Roland Mühlenbernd, Slawomir Wacewicz and Przemyslaw Zywiczynski
Our study sheds new light on a key feature in human language: ambiguity. A variety of forms of
ambiguity are an essential part of natural language, including lexical ambiguity, semantic and syntactic
ambiguity, or the related concept of vagueness (cf. Brochhagen 2017). Moreover, it can be shown that
ambiguity plays an important role not only in human language, but also in animal communication (cf.
Arnold & Zuberbühler 2006). To investigate factors that may support the emergence and stability of
ambiguity in communication systems, we have worked out the following three steps: (1.) We developed
a game-theoretic model of communication that enables a thorough evolutionary game theoretic (EGT)
analysis pointing to conditions that support the evolutionary stability of ambiguous communication in
populations of communicating individuals. (2.) Based on this game-theoretic model, we implemented a
multi-agent model of interacting and replicating agents to simulate evolutionary processes of emerging
communication systems.
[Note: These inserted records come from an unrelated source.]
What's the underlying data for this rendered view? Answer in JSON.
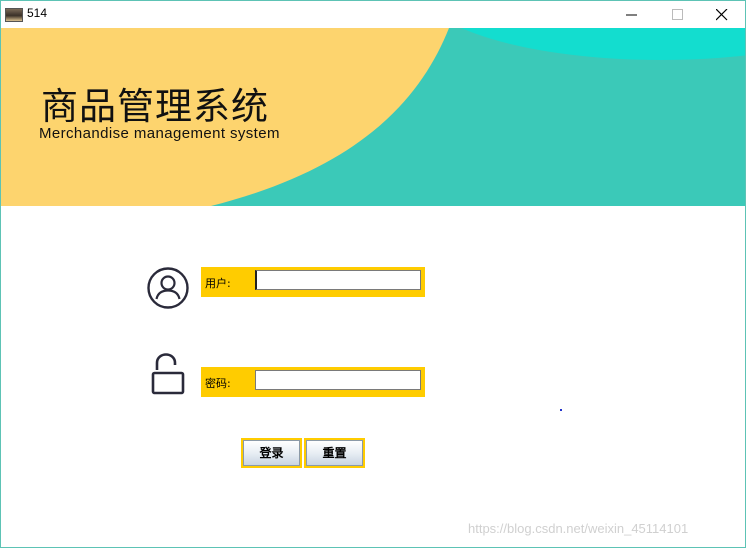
{
  "window": {
    "title": "514",
    "controls": {
      "minimize": "minimize-icon",
      "maximize": "maximize-icon",
      "close": "close-icon"
    }
  },
  "banner": {
    "title": "商品管理系统",
    "subtitle": "Merchandise management system",
    "colors": {
      "yellow": "#fdd46e",
      "teal": "#3bc9b8",
      "cyan": "#13ddcf"
    }
  },
  "form": {
    "username": {
      "label": "用户:",
      "value": "",
      "icon": "user-circle-icon"
    },
    "password": {
      "label": "密码:",
      "value": "",
      "icon": "unlock-icon"
    },
    "field_background": "#ffcc00"
  },
  "buttons": {
    "login_label": "登录",
    "reset_label": "重置"
  },
  "watermark": "https://blog.csdn.net/weixin_45114101"
}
The simulation results are informative on the probabilities of emergence of
more vs less ambiguous communication systems. (3.) We conducted online-experiments where multiple
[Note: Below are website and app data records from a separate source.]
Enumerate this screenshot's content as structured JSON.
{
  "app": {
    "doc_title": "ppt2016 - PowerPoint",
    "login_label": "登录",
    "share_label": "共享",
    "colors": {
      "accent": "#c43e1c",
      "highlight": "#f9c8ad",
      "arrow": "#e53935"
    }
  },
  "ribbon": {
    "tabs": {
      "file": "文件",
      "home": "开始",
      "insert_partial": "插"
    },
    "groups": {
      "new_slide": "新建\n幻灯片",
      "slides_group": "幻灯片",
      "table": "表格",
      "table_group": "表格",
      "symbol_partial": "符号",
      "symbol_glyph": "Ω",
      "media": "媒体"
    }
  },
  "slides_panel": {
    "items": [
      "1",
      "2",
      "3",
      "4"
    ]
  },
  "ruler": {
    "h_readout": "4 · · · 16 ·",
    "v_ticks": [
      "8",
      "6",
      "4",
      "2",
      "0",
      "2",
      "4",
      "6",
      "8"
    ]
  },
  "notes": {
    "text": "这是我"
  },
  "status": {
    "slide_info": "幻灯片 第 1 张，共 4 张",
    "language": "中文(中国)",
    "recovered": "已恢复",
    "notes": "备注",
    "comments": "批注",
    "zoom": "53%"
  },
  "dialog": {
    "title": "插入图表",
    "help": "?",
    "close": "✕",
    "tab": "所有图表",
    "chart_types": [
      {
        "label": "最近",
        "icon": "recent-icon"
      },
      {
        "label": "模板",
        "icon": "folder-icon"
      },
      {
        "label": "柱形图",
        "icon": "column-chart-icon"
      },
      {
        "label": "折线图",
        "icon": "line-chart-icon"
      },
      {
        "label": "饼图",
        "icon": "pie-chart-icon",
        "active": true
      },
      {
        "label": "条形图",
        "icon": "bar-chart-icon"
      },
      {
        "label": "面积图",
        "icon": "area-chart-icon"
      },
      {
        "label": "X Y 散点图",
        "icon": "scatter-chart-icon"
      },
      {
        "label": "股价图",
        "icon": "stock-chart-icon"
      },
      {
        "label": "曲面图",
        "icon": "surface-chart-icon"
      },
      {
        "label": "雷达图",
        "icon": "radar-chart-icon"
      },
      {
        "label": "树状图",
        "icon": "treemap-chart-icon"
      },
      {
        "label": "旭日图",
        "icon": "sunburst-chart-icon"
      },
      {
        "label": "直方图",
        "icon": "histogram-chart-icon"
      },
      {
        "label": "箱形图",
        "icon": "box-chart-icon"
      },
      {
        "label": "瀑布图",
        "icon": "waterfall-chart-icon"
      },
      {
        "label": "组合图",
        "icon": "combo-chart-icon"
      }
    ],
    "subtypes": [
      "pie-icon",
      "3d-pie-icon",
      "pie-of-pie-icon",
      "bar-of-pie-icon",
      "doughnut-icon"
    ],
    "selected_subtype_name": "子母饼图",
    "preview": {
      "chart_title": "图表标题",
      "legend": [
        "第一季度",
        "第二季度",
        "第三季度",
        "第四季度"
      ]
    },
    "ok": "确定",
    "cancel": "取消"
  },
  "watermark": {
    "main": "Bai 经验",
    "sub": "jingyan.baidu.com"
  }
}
participants interact by repeatedly playing a communication game. We recorded the emergent communication
systems and contrasted them with the results from the formal and computational analyses.
A very popular formal model for studying communication systems is the signaling game (Lewis 1969),
which models communication between a sender and a receiver. Sender and receiver strategies depict
encoding–decoding processes between information states and signals. By studying signaling games
under evolutionary dynamics, it is possible to show that unambiguous signaling strategies are evolutionarily
stable, whereas ambiguous strategies cannot survive under evolutionary dynamics (Wärneryd
1993), given basic conditions, such as aligned interests of interlocutors or no signal costs. However, it
can be shown that changing these conditions can make ambiguity evolutionarily stable (cf. Santana
2014, O’Connor 2015, Mühlenbernd 2020). The predictions about the emergence and stability of strategies
in signaling games are mostly a result of formal analysis and simulation studies (cf. Huttegger
2007, Skyrms 2010). In recent years, a new research trend emerged that appeared to be a promising
way to explore and validate such formal predictions: the study of communication games in the
laboratory, in particular by applying tools from Experimental Semiotics (cf. Galantucci 2017) and
Experimental Economics (cf. Bruner et al. 2019). However, to our knowledge no experimental work
exists that studies the evolution of ambiguity in communication systems.
Work and results
We study a minimal example of a game theoretic communication model that integrates the idea of
contextual cues helping the receiver to disambiguate between meanings. As a first step, an EGT
analysis reveals that there are three types of communication strategies that are evolutionarily stable:
signaling systems (SI), partially ambiguous systems (PA), fully ambiguous systems (FA). Second, a
computational analysis shows that of these systems, PA systems have the highest emergence frequency
under most conditions. And third, online experiments point to additional conditions under which
communication systems emerge that reproduce or deviate from formal/computational predictions.
Arnold & Zuberbühler (2006). Language evolution: semantic combinations in primate calls. Nature
Brochhagen (2017). Signaling under uncertainty: Interpretative alignment without a common prior. The
British Journal for the Philosophy of Science, 71(2), 471–496.
Bruner, O’Connor & Rubin (2019). Experimental Economics for Philosophers. In: E. Fischer, M. Curtis
(eds.), Methodological Advances in Experimental Philosophy, Bloomsbury Academic.
Galantucci (2017). Experimental Semiotics. Oxford Research Encyclopedia of Linguistics.
Huttegger (2007). Evolution and the explanation of meaning. Philosophy of Science 74, 1-27.
Lewis (1969). Convention. A Philosophical Study. Wiley-Blackwell.
Mühlenbernd (2020). Evolutionary stability of ambiguity in context signaling games. Synthese, online
O’Connor (2015). Ambiguity is kinda good sometimes. Philosophy of Science 82(1), 110-121.
Santana (2014). Ambiguity in cooperative signaling. Philosophy of Science 81(3), 398-422.
Skyrms (2010). Signals: Evolution, Learning and Information. Oxford University Press.
Wärneryd (1993). Cheap Talk, Coordination, and Evolutionary Stability. Games and Economic
Behavior 5(4), 532-546.